I was gutted not to be there, especially as I'd miss the chance to meet the man who was to be parading my new long-termer around the monied streets of Monte Carlo that weekend, none other than F1 championship leader Fernando Alonso. I guess the Trophy was a tad slower around the streets than his own Renault long-termer, what with all the 'traffic', but hey, at least he had a radio if he wanted to listen to the football results.
To deaden my pain at not going, the ever-so-nice people at Renault managed to get both Alonso and team-mate Giancarlo Fisichella to sign the sun- visors on my Mégane, with the photos to prove it. Now that's what I call a special edition. Our Trophy is No. 322 of the 500 being built, just 150 of which are coming to the UK, but I'll bet it's the only one that's been signed by this year's Renault F1 drivers. Even on the streets of Monaco, where exclusivity rules, that's going to have to merit a parking space outside the casino.
The Mégane finally made it to the office last week. The delivery driver dropped it off with a 'Some blokes have signed your sun visors, I guess they're famous then?' jibe. It's the first Trophy that I have seen in the metal, and it really is quite strikingly different to the standard Mégane.
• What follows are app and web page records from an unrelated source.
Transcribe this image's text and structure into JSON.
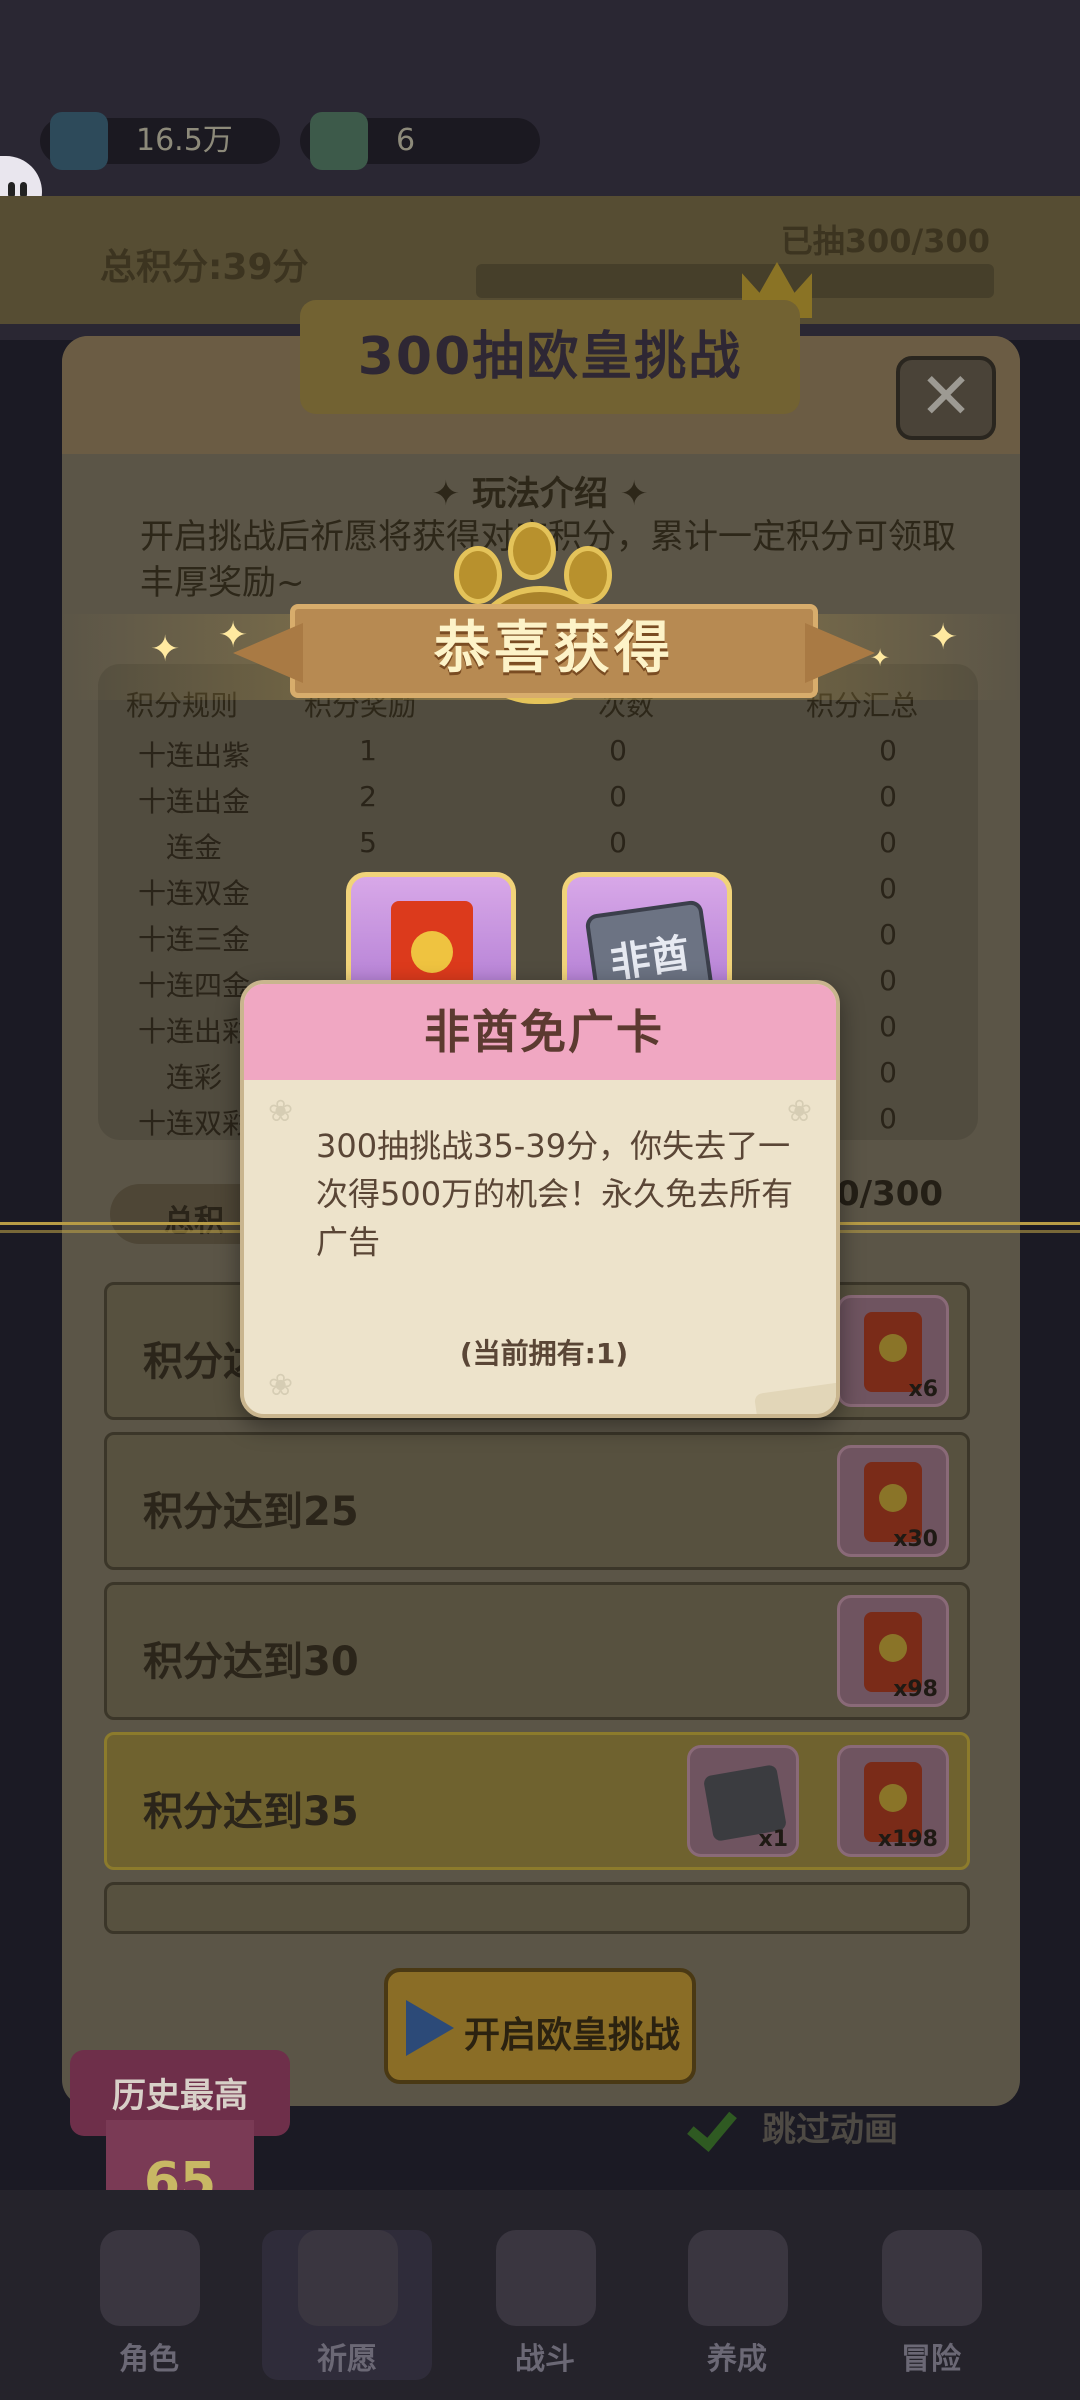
{
  "resources": [
    {
      "icon": "gem-icon",
      "value": "16.5万"
    },
    {
      "icon": "ticket-icon",
      "value": "6"
    }
  ],
  "score_bar": {
    "total": "总积分:39分",
    "drawn": "已抽300/300"
  },
  "challenge": {
    "title": "300抽欧皇挑战",
    "intro_title": "✦ 玩法介绍 ✦",
    "intro_text": "开启挑战后祈愿将获得对应积分，累计一定积分可领取丰厚奖励~",
    "table_headers": [
      "积分规则",
      "积分奖励",
      "次数",
      "积分汇总"
    ],
    "rules": [
      {
        "name": "十连出紫",
        "points": "1",
        "count": "0",
        "sum": "0"
      },
      {
        "name": "十连出金",
        "points": "2",
        "count": "0",
        "sum": "0"
      },
      {
        "name": "连金",
        "points": "5",
        "count": "0",
        "sum": "0"
      },
      {
        "name": "十连双金",
        "points": "",
        "count": "",
        "sum": "0"
      },
      {
        "name": "十连三金",
        "points": "",
        "count": "",
        "sum": "0"
      },
      {
        "name": "十连四金",
        "points": "",
        "count": "",
        "sum": "0"
      },
      {
        "name": "十连出彩",
        "points": "",
        "count": "",
        "sum": "0"
      },
      {
        "name": "连彩",
        "points": "",
        "count": "",
        "sum": "0"
      },
      {
        "name": "十连双彩",
        "points": "",
        "count": "",
        "sum": "0"
      }
    ],
    "total_label": "总积",
    "total_count": "0/300",
    "rewards": [
      {
        "label": "积分达",
        "items": [
          {
            "icon": "red-envelope-icon",
            "qty": "x6"
          }
        ]
      },
      {
        "label": "积分达到25",
        "items": [
          {
            "icon": "red-envelope-icon",
            "qty": "x30"
          }
        ]
      },
      {
        "label": "积分达到30",
        "items": [
          {
            "icon": "red-envelope-icon",
            "qty": "x98"
          }
        ]
      },
      {
        "label": "积分达到35",
        "items": [
          {
            "icon": "ad-free-card-icon",
            "qty": "x1"
          },
          {
            "icon": "red-envelope-icon",
            "qty": "x198"
          }
        ]
      }
    ],
    "start_button": "开启欧皇挑战"
  },
  "history": {
    "label": "历史最高",
    "value": "65"
  },
  "skip_label": "跳过动画",
  "nav": [
    {
      "label": "角色",
      "icon": "character-icon"
    },
    {
      "label": "祈愿",
      "icon": "wish-icon",
      "active": true
    },
    {
      "label": "战斗",
      "icon": "battle-icon"
    },
    {
      "label": "养成",
      "icon": "growth-icon"
    },
    {
      "label": "冒险",
      "icon": "adventure-icon"
    }
  ],
  "congrats": {
    "title": "恭喜获得",
    "cards": [
      {
        "icon": "red-envelope-icon"
      },
      {
        "icon": "ad-free-card-icon",
        "text": "非酋"
      }
    ]
  },
  "popup": {
    "title": "非酋免广卡",
    "description": "300抽挑战35-39分，你失去了一次得500万的机会！永久免去所有广告",
    "owned": "(当前拥有:1)"
  },
  "colors": {
    "popup_header": "#f0a7c2",
    "popup_body": "#ede3cb",
    "gold": "#e4c35a"
  }
}
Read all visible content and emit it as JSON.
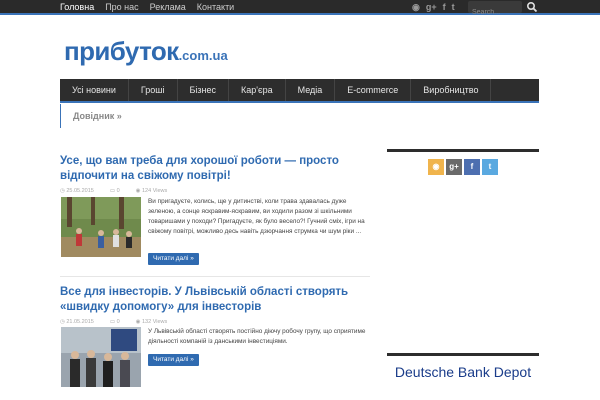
{
  "top_nav": {
    "items": [
      "Головна",
      "Про нас",
      "Реклама",
      "Контакти"
    ],
    "social": [
      "rss-icon",
      "google-plus-icon",
      "facebook-icon",
      "twitter-icon"
    ],
    "social_glyphs": [
      "◉",
      "g+",
      "f",
      "t"
    ],
    "search_placeholder": "Search..."
  },
  "logo": {
    "main": "прибуток",
    "domain": ".com.ua"
  },
  "main_nav": {
    "items": [
      "Усі новини",
      "Гроші",
      "Бізнес",
      "Кар'єра",
      "Медіа",
      "E-commerce",
      "Виробництво"
    ],
    "sub_item": "Довідник »"
  },
  "posts": [
    {
      "title": "Усе, що вам треба для хорошої роботи — просто відпочити на свіжому повітрі!",
      "date": "25.05.2015",
      "comments": "0",
      "views": "124 Views",
      "excerpt": "Ви пригадуєте, колись, ще у дитинстві, коли трава здавалась дуже зеленою, а сонце яскравим-яскравим, ви ходили разом зі шкільними товаришами у походи? Пригадуєте, як було весело?! Гучний сміх, ігри на свіжому повітрі, можливо десь навіть дзюрчання струмка чи шум ріки ...",
      "more": "Читати далі »"
    },
    {
      "title": "Все для інвесторів. У Львівській області створять «швидку допомогу» для інвесторів",
      "date": "21.05.2015",
      "comments": "0",
      "views": "132 Views",
      "excerpt": "У Львівській області створять постійно діючу робочу групу, що сприятиме діяльності компаній із данськими інвестиціями.",
      "more": "Читати далі »"
    }
  ],
  "sidebar": {
    "social": [
      "rss-icon",
      "google-plus-icon",
      "facebook-icon",
      "twitter-icon"
    ],
    "social_glyphs": [
      "◉",
      "g+",
      "f",
      "t"
    ],
    "ad_text": "Deutsche Bank Depot"
  },
  "colors": {
    "accent": "#2f6ab0",
    "rss": "#f0b44c",
    "google_plus": "#6a6a6a",
    "facebook": "#4d6fb0",
    "twitter": "#5aa9e0"
  }
}
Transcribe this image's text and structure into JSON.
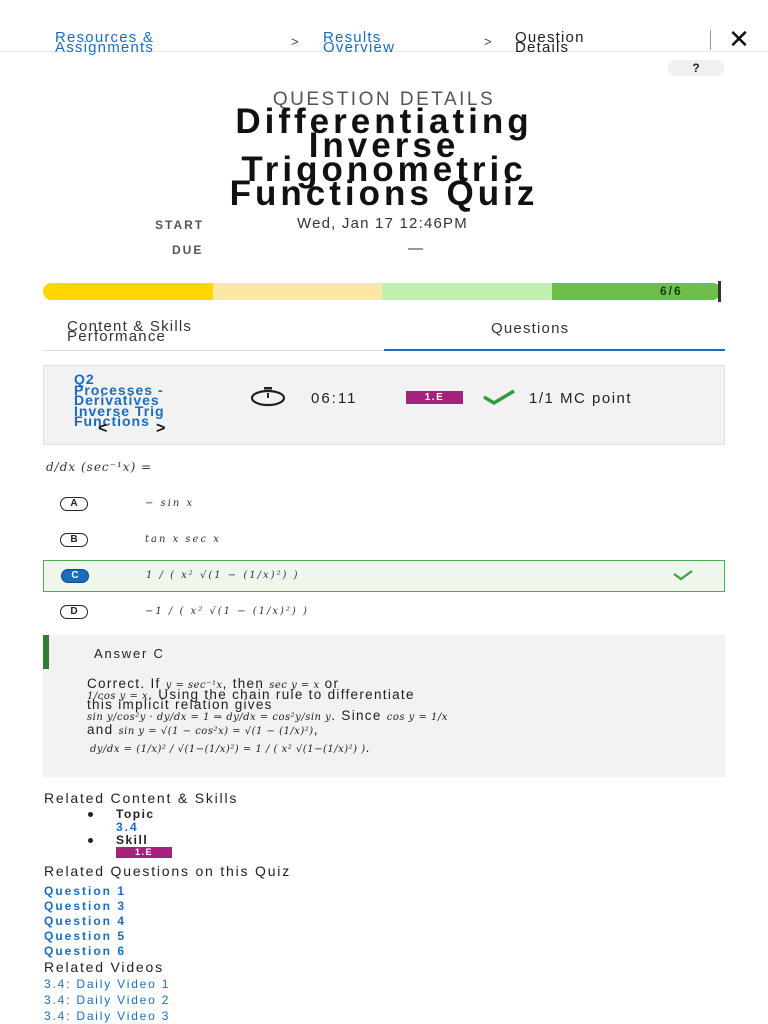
{
  "breadcrumb": {
    "item1_line1": "Resources &",
    "item1_line2": "Assignments",
    "item2_line1": "Results",
    "item2_line2": "Overview",
    "item3_line1": "Question",
    "item3_line2": "Details",
    "separator": ">"
  },
  "header": {
    "help_label": "?",
    "close_label": "✕",
    "eyebrow": "QUESTION DETAILS",
    "title_lines": [
      "Differentiating",
      "Inverse",
      "Trigonometric",
      "Functions Quiz"
    ],
    "start_label": "START",
    "start_value": "Wed, Jan 17 12:46PM",
    "due_label": "DUE",
    "due_value": "—"
  },
  "progress": {
    "label": "6/6",
    "segments": [
      "#ffd600",
      "#fbe9a3",
      "#c0f0ad",
      "#6cc04a"
    ]
  },
  "tabs": {
    "content_line1": "Content & Skills",
    "content_line2": "Performance",
    "questions": "Questions"
  },
  "question": {
    "link_lines": [
      "Q2",
      "Processes -",
      "Derivatives",
      "Inverse Trig",
      "Functions"
    ],
    "time": "06:11",
    "skill": "1.E",
    "score": "1/1 MC point",
    "prev": "<",
    "next": ">",
    "stem": "d/dx (sec⁻¹x) ="
  },
  "choices": [
    {
      "letter": "A",
      "text": "− sin x",
      "correct": false
    },
    {
      "letter": "B",
      "text": "tan x  sec x",
      "correct": false
    },
    {
      "letter": "C",
      "text": "1 / ( x² √(1 − (1/x)²) )",
      "correct": true
    },
    {
      "letter": "D",
      "text": "−1 / ( x² √(1 − (1/x)²) )",
      "correct": false
    }
  ],
  "answer": {
    "title": "Answer C",
    "line1a": "Correct. If ",
    "line1m1": "y = sec⁻¹x",
    "line1b": ", then ",
    "line1m2": "sec y = x",
    "line1c": " or",
    "line2m": "1/cos y = x",
    "line2b": ". Using the chain rule to differentiate",
    "line3": "this implicit relation gives",
    "line4m": "sin y/cos²y · dy/dx = 1 ⇒ dy/dx = cos²y/sin y",
    "line4b": ". Since ",
    "line4m2": "cos y = 1/x",
    "line5a": "and ",
    "line5m": "sin y = √(1 − cos²x) = √(1 − (1/x)²)",
    "line5b": ",",
    "line6m": "dy/dx = (1/x)² / √(1−(1/x)²) = 1 / ( x² √(1−(1/x)²) )",
    "line6b": "."
  },
  "related_content": {
    "heading": "Related Content & Skills",
    "topic_label": "Topic",
    "topic_value": "3.4",
    "skill_label": "Skill",
    "skill_value": "1.E"
  },
  "related_questions": {
    "heading": "Related Questions on this Quiz",
    "items": [
      "Question 1",
      "Question 3",
      "Question 4",
      "Question 5",
      "Question 6"
    ]
  },
  "related_videos": {
    "heading": "Related Videos",
    "items": [
      "3.4: Daily Video 1",
      "3.4: Daily Video 2",
      "3.4: Daily Video 3"
    ]
  }
}
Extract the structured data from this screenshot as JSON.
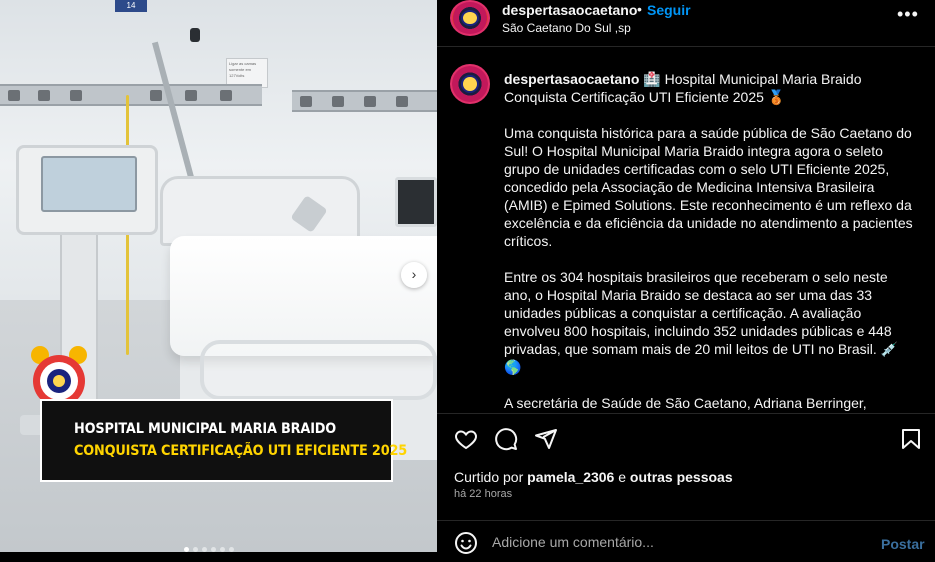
{
  "media": {
    "room_sign": "14",
    "wall_note": "Ligar as camas somente em 127Volts",
    "caption_line1": "HOSPITAL MUNICIPAL MARIA BRAIDO",
    "caption_line2": "CONQUISTA CERTIFICAÇÃO UTI EFICIENTE 2025",
    "next_icon": "›",
    "carousel_count": 6,
    "carousel_active": 0
  },
  "header": {
    "username": "despertasaocaetano",
    "separator": "•",
    "follow_label": "Seguir",
    "location": "São Caetano Do Sul ,sp",
    "more_icon": "•••"
  },
  "post": {
    "username": "despertasaocaetano",
    "title": "🏥 Hospital Municipal Maria Braido Conquista Certificação UTI Eficiente 2025 🥉",
    "paragraph1": "Uma conquista histórica para a saúde pública de São Caetano do Sul! O Hospital Municipal Maria Braido integra agora o seleto grupo de unidades certificadas com o selo UTI Eficiente 2025, concedido pela Associação de Medicina Intensiva Brasileira (AMIB) e Epimed Solutions. Este reconhecimento é um reflexo da excelência e da eficiência da unidade no atendimento a pacientes críticos.",
    "paragraph2": "Entre os 304 hospitais brasileiros que receberam o selo neste ano, o Hospital Maria Braido se destaca ao ser uma das 33 unidades públicas a conquistar a certificação. A avaliação envolveu 800 hospitais, incluindo 352 unidades públicas e 448 privadas, que somam mais de 20 mil leitos de UTI no Brasil. 💉🌎",
    "paragraph3": "A secretária de Saúde de São Caetano, Adriana Berringer, celebra"
  },
  "engagement": {
    "liked_prefix": "Curtido por",
    "liked_user": "pamela_2306",
    "liked_and": "e",
    "liked_others": "outras pessoas",
    "time_ago": "há 22 horas"
  },
  "comment": {
    "placeholder": "Adicione um comentário...",
    "post_label": "Postar"
  },
  "icons": {
    "like": "heart-icon",
    "comment": "comment-icon",
    "share": "share-icon",
    "save": "bookmark-icon",
    "emoji": "emoji-icon"
  },
  "colors": {
    "background": "#000000",
    "text": "#f5f5f5",
    "link_blue": "#0095f6",
    "muted": "#a8a8a8",
    "caption_yellow": "#ffd400"
  }
}
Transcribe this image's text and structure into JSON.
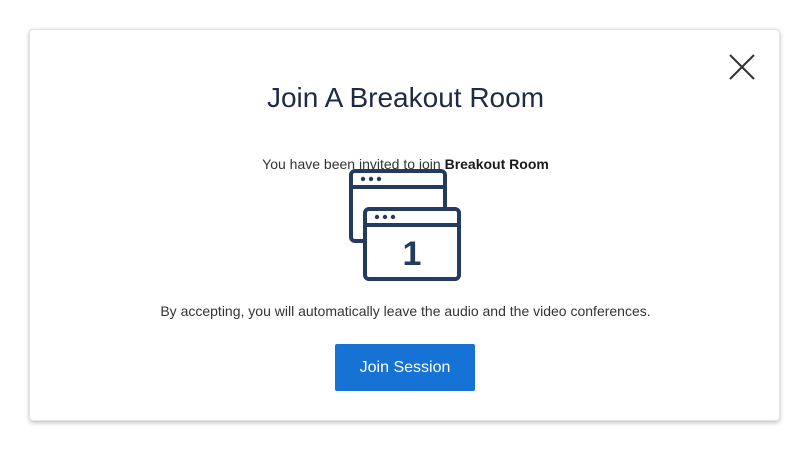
{
  "dialog": {
    "title": "Join A Breakout Room",
    "invite_prefix": "You have been invited to join ",
    "room_name": "Breakout Room",
    "room_number": "1",
    "notice": "By accepting, you will automatically leave the audio and the video conferences.",
    "join_button": "Join Session",
    "close_icon": "close-icon",
    "illustration_icon": "breakout-windows-icon"
  },
  "colors": {
    "accent": "#1672d4",
    "icon": "#243a5e",
    "title": "#1f2a44"
  }
}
With its silver-grey paintwork complemented by the cool-looking Anthracite 12-spoke 18in alloys, the Trophy - or Mégane Renaultsport 225 Trophy to give it its proper title - has a real visual edge to it. Inside, the new Sport seats are comfortable and supportive and seem to let you sit lower in the car than in the standard Mégane, which is an improvement.
With its turbocharged 222bhp 2-litre four, six-speed gearbox and the new suspension package, the Trophy clearly means business. With only a week or so at the wheel, I'm not going to make any judgments on the chassis changes, though it's clear the guys at Renaultsport have fine-tuned the set-up since Jethro and I joined Stephen Marvin, chief project engineer, for a development drive six months ago (issue 079).
Having run a Clio Cup for a year, managing to put nearly 37,000 miles on it, and having been lucky enough to have put a few miles on our much-missed Clio V6, I am looking forward to putting the Trophy through its paces. As anyone in the publishing industry will tell you, the hardest- working cars on any long-term fleet are those driven by the photographers. Not only do they have to cart ridiculous amounts of equipment around the country, doing crazy miles every month, they also have to keep up with all the test cars, and on a magazine like ours that's quite a challenge.
Now that summer is apparently here, I'm looking forward to spending plenty of time with the Trophy and its autographs. I might even see if Mr Alonso will repay the favour and let me take his car for a quick drive. Well, it's worth a try isn't it?
|Date acquired||June 2005|
|Costs this month||£0|
|Mileage this month||490|
|MPG this month||30.0mpg|